**Exercise**
Output, word for word, the line that contains "Parse this screenshot: output" and all lines following it to the end of the listing. Drop the pictures.

**Data for processing**
☆ ☆ ☆ ☆ ☆ ☆ ☆

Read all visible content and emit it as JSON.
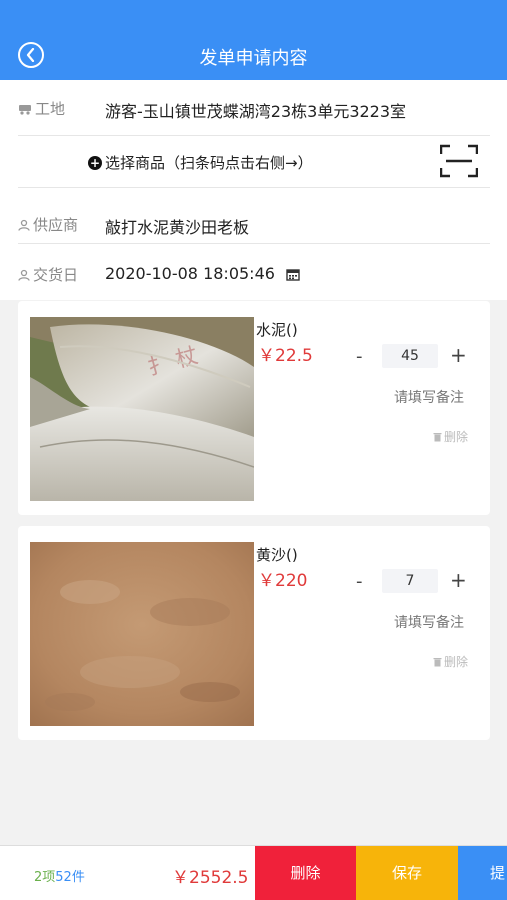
{
  "header": {
    "title": "发单申请内容"
  },
  "form": {
    "site_label": "工地",
    "site_value": "游客-玉山镇世茂蝶湖湾23栋3单元3223室",
    "select_label": "选择商品（扫条码点击右侧→）",
    "supplier_label": "供应商",
    "supplier_value": "敲打水泥黄沙田老板",
    "delivery_label": "交货日",
    "delivery_value": "2020-10-08 18:05:46"
  },
  "items": [
    {
      "name": "水泥()",
      "price": "￥22.5",
      "qty": "45",
      "minus": "-",
      "plus": "+",
      "note": "请填写备注",
      "delete": "删除"
    },
    {
      "name": "黄沙()",
      "price": "￥220",
      "qty": "7",
      "minus": "-",
      "plus": "+",
      "note": "请填写备注",
      "delete": "删除"
    }
  ],
  "footer": {
    "count_items": "2项",
    "count_pieces": "52件",
    "total": "￥2552.5",
    "delete_label": "删除",
    "save_label": "保存",
    "submit_label": "提交"
  },
  "colors": {
    "primary": "#3a8ff5",
    "price": "#e03a3a",
    "delete": "#f0213a",
    "save": "#f7b40a"
  }
}
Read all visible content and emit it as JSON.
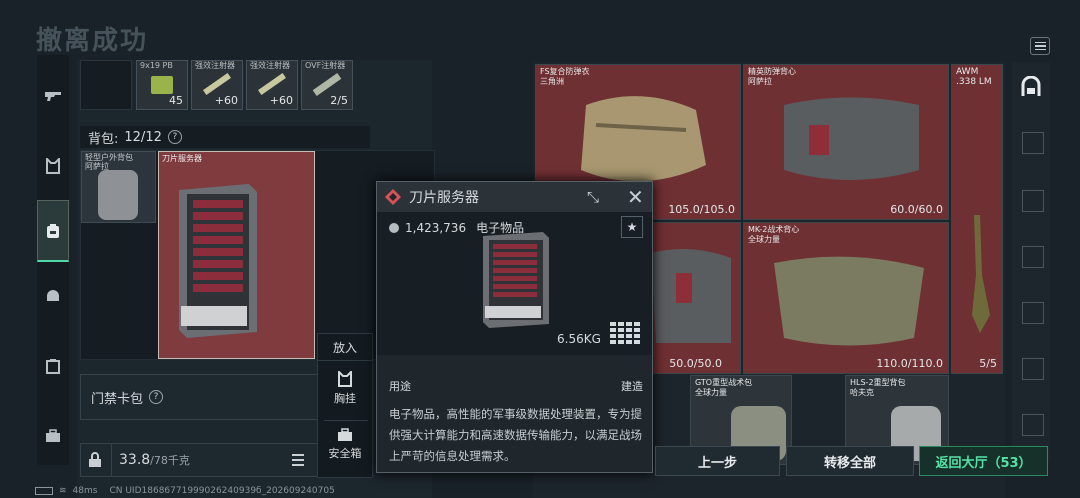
{
  "title": "撤离成功",
  "loadout_slots": [
    {
      "label": "9x19\nPB",
      "count": "45"
    },
    {
      "label": "强效注射器",
      "count": "+60"
    },
    {
      "label": "强效注射器",
      "count": "+60"
    },
    {
      "label": "OVF注射器",
      "count": "2/5"
    }
  ],
  "backpack": {
    "label": "背包:",
    "capacity": "12/12",
    "help": "?"
  },
  "backpack_items": [
    {
      "label": "轻型户外背包\n阿萨拉"
    },
    {
      "label": "刀片服务器"
    }
  ],
  "keycard_case": {
    "label": "门禁卡包",
    "help": "?"
  },
  "weight": {
    "value": "33.8",
    "max": "/78千克"
  },
  "context_menu": {
    "header": "放入",
    "items": [
      "胸挂",
      "安全箱"
    ]
  },
  "tooltip": {
    "name": "刀片服务器",
    "value": "1,423,736",
    "category": "电子物品",
    "weight": "6.56KG",
    "use_label": "用途",
    "use_value": "建造",
    "description": "电子物品，高性能的军事级数据处理装置，专为提供强大计算能力和高速数据传输能力，以满足战场上严苛的信息处理需求。"
  },
  "loot_items": [
    {
      "name": "FS复合防弹衣\n三角洲",
      "durability": "105.0/105.0"
    },
    {
      "name": "精英防弹背心\n阿萨拉",
      "durability": "60.0/60.0"
    },
    {
      "name": "AWM\n.338 LM",
      "durability": "5/5"
    },
    {
      "name": "",
      "durability": "50.0/50.0"
    },
    {
      "name": "MK-2战术背心\n全球力量",
      "durability": "110.0/110.0"
    },
    {
      "name": "GTO重型战术包\n全球力量",
      "durability": ""
    },
    {
      "name": "HLS-2重型背包\n哈夫克",
      "durability": ""
    }
  ],
  "buttons": {
    "prev": "上一步",
    "transfer_all": "转移全部",
    "return": "返回大厅（53）"
  },
  "status": {
    "ping": "48ms",
    "uid": "CN UID18686771999026240939б_202609240705"
  },
  "colors": {
    "accent": "#4fd9a9",
    "highlight_red": "#7f3b3e",
    "tooltip_icon": "#d9525a"
  }
}
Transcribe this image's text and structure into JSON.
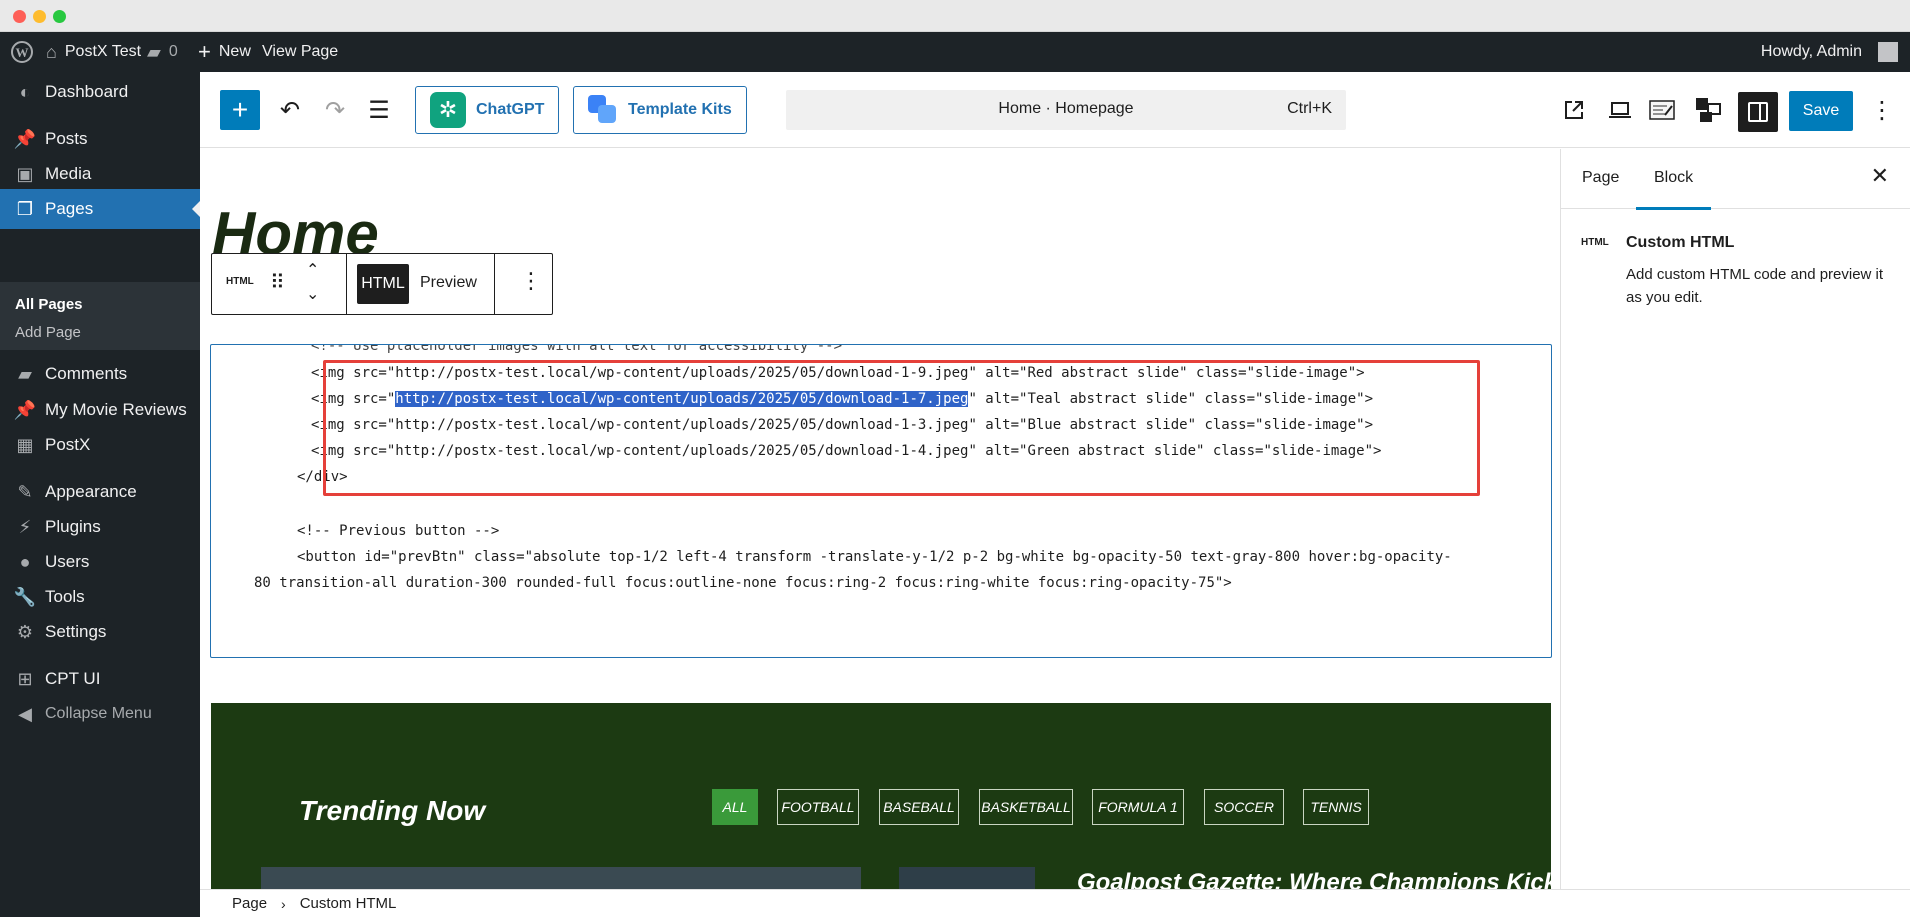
{
  "window": {
    "buttons": [
      "close",
      "minimize",
      "zoom"
    ]
  },
  "adminbar": {
    "site_name": "PostX Test",
    "comments_count": "0",
    "new_label": "New",
    "view_page_label": "View Page",
    "howdy": "Howdy, Admin"
  },
  "sidebar": {
    "items": [
      {
        "label": "Dashboard",
        "icon": "dashboard-icon"
      },
      {
        "label": "Posts",
        "icon": "pin-icon"
      },
      {
        "label": "Media",
        "icon": "media-icon"
      },
      {
        "label": "Pages",
        "icon": "pages-icon",
        "active": true
      },
      {
        "label": "Comments",
        "icon": "comment-icon"
      },
      {
        "label": "My Movie Reviews",
        "icon": "pin-icon"
      },
      {
        "label": "PostX",
        "icon": "grid-icon"
      },
      {
        "label": "Appearance",
        "icon": "brush-icon"
      },
      {
        "label": "Plugins",
        "icon": "plug-icon"
      },
      {
        "label": "Users",
        "icon": "user-icon"
      },
      {
        "label": "Tools",
        "icon": "wrench-icon"
      },
      {
        "label": "Settings",
        "icon": "settings-icon"
      },
      {
        "label": "CPT UI",
        "icon": "cpt-icon"
      }
    ],
    "submenu": [
      {
        "label": "All Pages",
        "current": true
      },
      {
        "label": "Add Page"
      }
    ],
    "collapse_label": "Collapse Menu"
  },
  "toolbar": {
    "chatgpt_label": "ChatGPT",
    "template_kits_label": "Template Kits",
    "document_title": "Home · Homepage",
    "shortcut": "Ctrl+K",
    "save_label": "Save"
  },
  "canvas": {
    "page_title": "Home",
    "block_toolbar": {
      "block_icon": "HTML",
      "html_tab": "HTML",
      "preview_tab": "Preview"
    },
    "code": {
      "line_partial": "<!-- Use placeholder images with alt text for accessibility -->",
      "img1": "<img src=\"http://postx-test.local/wp-content/uploads/2025/05/download-1-9.jpeg\" alt=\"Red abstract slide\" class=\"slide-image\">",
      "img2_prefix": "<img src=\"",
      "img2_selected": "http://postx-test.local/wp-content/uploads/2025/05/download-1-7.jpeg",
      "img2_suffix": "\" alt=\"Teal abstract slide\" class=\"slide-image\">",
      "img3": "<img src=\"http://postx-test.local/wp-content/uploads/2025/05/download-1-3.jpeg\" alt=\"Blue abstract slide\" class=\"slide-image\">",
      "img4": "<img src=\"http://postx-test.local/wp-content/uploads/2025/05/download-1-4.jpeg\" alt=\"Green abstract slide\" class=\"slide-image\">",
      "div_close": "</div>",
      "comment_prev": "<!-- Previous button -->",
      "button_line1": "<button id=\"prevBtn\" class=\"absolute top-1/2 left-4 transform -translate-y-1/2 p-2 bg-white bg-opacity-50 text-gray-800 hover:bg-opacity-",
      "button_line2": "80 transition-all duration-300 rounded-full focus:outline-none focus:ring-2 focus:ring-white focus:ring-opacity-75\">"
    },
    "trending": {
      "title": "Trending Now",
      "filters": [
        "ALL",
        "FOOTBALL",
        "BASEBALL",
        "BASKETBALL",
        "FORMULA 1",
        "SOCCER",
        "TENNIS"
      ],
      "active_filter": "ALL",
      "headline": "Goalpost Gazette: Where Champions Kick"
    }
  },
  "breadcrumb": {
    "items": [
      "Page",
      "Custom HTML"
    ]
  },
  "settings": {
    "tabs": [
      "Page",
      "Block"
    ],
    "active_tab": "Block",
    "block_icon": "HTML",
    "block_title": "Custom HTML",
    "block_description": "Add custom HTML code and preview it as you edit."
  },
  "colors": {
    "admin_bg": "#1d2327",
    "accent": "#2271b1",
    "highlight": "#e5403a",
    "trending_bg": "#1c3a12",
    "active_filter": "#3a9a3a"
  }
}
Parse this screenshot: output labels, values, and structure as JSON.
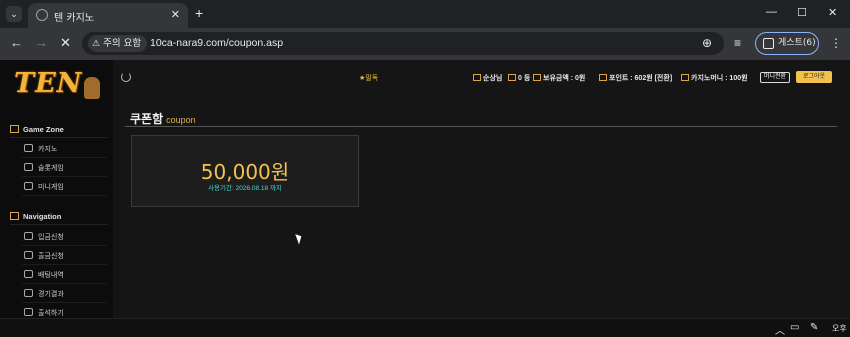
{
  "browser": {
    "tab_title": "텐 카지노",
    "security_label": "주의 요함",
    "url": "10ca-nara9.com/coupon.asp",
    "profile_label": "게스트(6)"
  },
  "site": {
    "logo": "TEN",
    "sidebar": {
      "game_zone_label": "Game Zone",
      "game_items": [
        "카지노",
        "슬롯게임",
        "미니게임"
      ],
      "navigation_label": "Navigation",
      "nav_items": [
        "입금신청",
        "출금신청",
        "배팅내역",
        "경기결과",
        "출석하기"
      ]
    },
    "topbar": {
      "notice": "★필독",
      "user": "순상님",
      "user_level": "0 등",
      "balance": "보유금액 : 0원",
      "points": "포인트 : 602원 [전환]",
      "casino_mini": "카지노머니 : 100원",
      "mini_button": "머니전환",
      "logout_button": "로그아웃"
    },
    "coupon_box": {
      "title": "쿠폰함",
      "subtitle": "coupon",
      "coupons": [
        {
          "label": "",
          "amount": "50,000원",
          "period": "사용기간: 2026.08.18 까지"
        }
      ]
    }
  },
  "taskbar": {
    "clock": "오후"
  }
}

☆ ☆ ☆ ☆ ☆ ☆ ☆

**Answer for the task**
Parse this screenshot: output labels, values, and structure as JSON.
{
  "browser": {
    "tab_title": "텐 카지노",
    "security_label": "주의 요함",
    "url": "10ca-nara9.com/coupon.asp",
    "profile_label": "게스트(6)"
  },
  "site": {
    "logo": "TEN",
    "sidebar": {
      "game_zone_label": "Game Zone",
      "game_items": [
        "카지노",
        "슬롯게임",
        "미니게임"
      ],
      "navigation_label": "Navigation",
      "nav_items": [
        "입금신청",
        "출금신청",
        "배팅내역",
        "경기결과",
        "출석하기"
      ]
    },
    "topbar": {
      "notice": "★필독",
      "user": "순상님",
      "user_level": "0 등",
      "balance": "보유금액 : 0원",
      "points": "포인트 : 602원 [전환]",
      "casino_mini": "카지노머니 : 100원",
      "mini_button": "머니전환",
      "logout_button": "로그아웃"
    },
    "coupon_box": {
      "title": "쿠폰함",
      "subtitle": "coupon",
      "coupons": [
        {
          "label": "",
          "amount": "50,000원",
          "period": "사용기간: 2026.08.18 까지"
        }
      ]
    }
  },
  "taskbar": {
    "clock": "오후"
  }
}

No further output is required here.